Segment Start: Dataset extract

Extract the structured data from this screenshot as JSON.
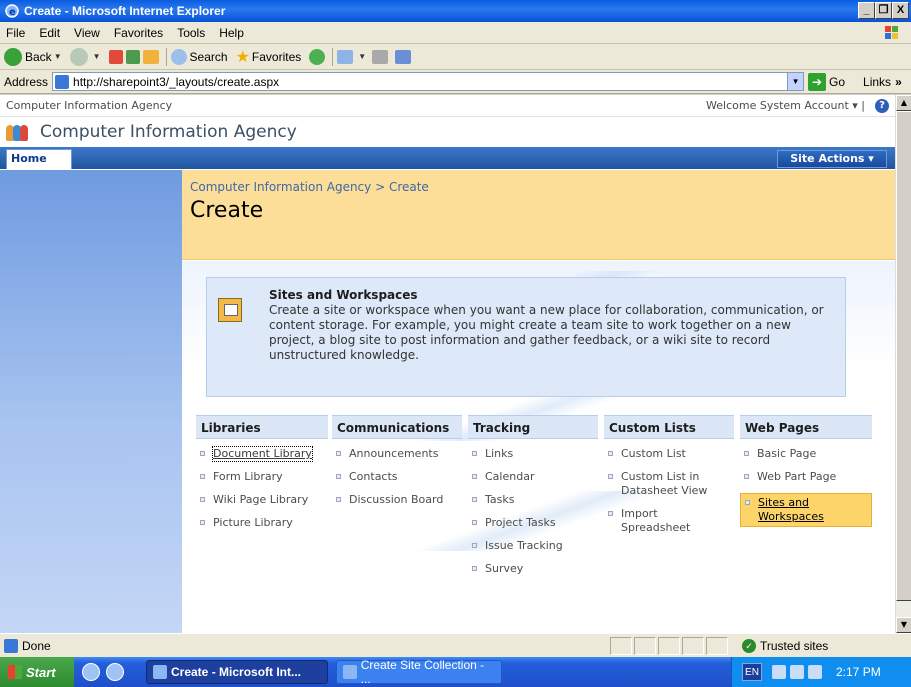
{
  "window": {
    "title": "Create - Microsoft Internet Explorer",
    "buttons": [
      "_",
      "Š",
      "X"
    ]
  },
  "menu": {
    "items": [
      "File",
      "Edit",
      "View",
      "Favorites",
      "Tools",
      "Help"
    ]
  },
  "toolbar": {
    "back": "Back",
    "search": "Search",
    "favorites": "Favorites"
  },
  "address": {
    "label": "Address",
    "url": "http://sharepoint3/_layouts/create.aspx",
    "go": "Go",
    "links": "Links"
  },
  "site": {
    "top_title": "Computer Information Agency",
    "welcome": "Welcome System Account ▾ |",
    "title": "Computer Information Agency",
    "home_tab": "Home",
    "site_actions": "Site Actions ▾"
  },
  "page": {
    "breadcrumb": "Computer Information Agency > Create",
    "title": "Create",
    "sites_heading": "Sites and Workspaces",
    "sites_desc": "Create a site or workspace when you want a new place for collaboration, communication, or content storage. For example, you might create a team site to work together on a new project, a blog site to post information and gather feedback, or a wiki site to record unstructured knowledge."
  },
  "columns": [
    {
      "heading": "Libraries",
      "items": [
        "Document Library",
        "Form Library",
        "Wiki Page Library",
        "Picture Library"
      ]
    },
    {
      "heading": "Communications",
      "items": [
        "Announcements",
        "Contacts",
        "Discussion Board"
      ]
    },
    {
      "heading": "Tracking",
      "items": [
        "Links",
        "Calendar",
        "Tasks",
        "Project Tasks",
        "Issue Tracking",
        "Survey"
      ]
    },
    {
      "heading": "Custom Lists",
      "items": [
        "Custom List",
        "Custom List in Datasheet View",
        "Import Spreadsheet"
      ]
    },
    {
      "heading": "Web Pages",
      "items": [
        "Basic Page",
        "Web Part Page",
        "Sites and Workspaces"
      ]
    }
  ],
  "status": {
    "text": "Done",
    "zone": "Trusted sites"
  },
  "taskbar": {
    "start": "Start",
    "task1": "Create - Microsoft Int...",
    "task2": "Create Site Collection - ...",
    "lang": "EN",
    "clock": "2:17 PM"
  }
}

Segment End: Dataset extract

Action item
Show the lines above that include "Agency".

Answer section
    "top_title": "Computer Information Agency",
    "title": "Computer Information Agency",
    "breadcrumb": "Computer Information Agency > Create",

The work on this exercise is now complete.